Mental health services in Ireland are at breaking point. Decades of cutbacks and austerity, with no additional funding, have stretched services to their limits, and many areas have no services at all. The whirr of the search and rescue helicopter over the River Shannon in Limerick City strikes fear into people who have family or friends struggling with mental health issues.
Frightening suicide statistics
At the moment Ireland ranks fourth in the EU/OECD area for suicide rates amongst teens, in 2018 there was more than one suicide a day on average in Ireland. Seventy children of school going age died by suicide last year. While young men are most at risk of suicide, there has been a dramatic increase in the number of young mothers dying by suicide in working class areas of Dublin, and in 2018 female suicide rates equalled that of men. Within the Traveller community, the male suicide rate is seven times higher than in the general population.
Limerick City has been hit very hard by this.
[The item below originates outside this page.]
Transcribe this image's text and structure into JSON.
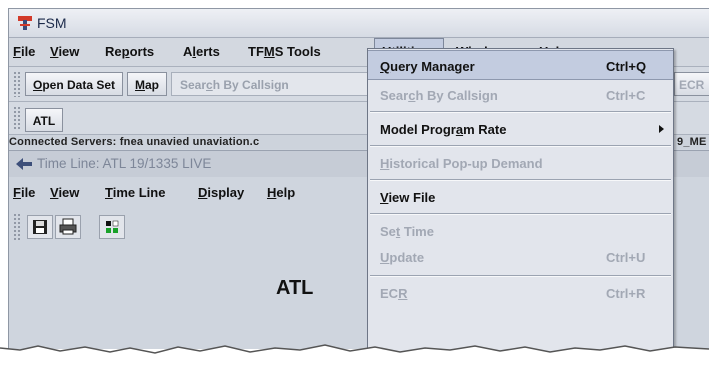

The suicide rate in Limerick is twice the national average. Belfast is also a suicide black spot, in August, 15 teenagers in the city committed suicide in the space of ten days.
Suicide is of course the final recourse for people who feel there is no other way. The frightening suicide statistics are only the tip of an iceberg of the amount of people who struggle with all sorts of mental health issues, and who cannot access help because of cuts to services.
Services at crisis level
Cuts to mental health services in Ireland have hit crisis level. Presently there are 2,908 children and adolescents on the CAMHS (Child and Adolescent Mental Health Services) waiting list. There is no out of hours specialist service for people in crisis, and there is a six month waiting list for early intervention. The HSE is short 20% of the staff it needs to adequately cope with demand. In Northern Ireland the situation is similar. There, one in five people are suffering from some sort of mental health issue, yet services have been cut to the bone.
Systematic change needed
The wealth inequality in our society is a major determinant of mental illness. The greater the levels of inequality, the worse the health outcomes. Children from poor households have a greater risk of mental ill health than children from rich households. Mental illness is consistently associated with social isolation, poverty, inequality, unemployment, oppression, discrimination, and feelings of alienation and disassociation. All these factors are by-products of capitalism. Ultimately an alarming number of working class and oppressed people are paying too high a price for living under this system.
We urgently need:
- The provision of mental health awareness programmes in all schools, colleges, universities and workplaces.
- 24 hour publicly funded crisis intervention teams spanning the state.
- Adequate funding and staff to provide mental health services, such as counselling, as part of national health service that is free at the point of use.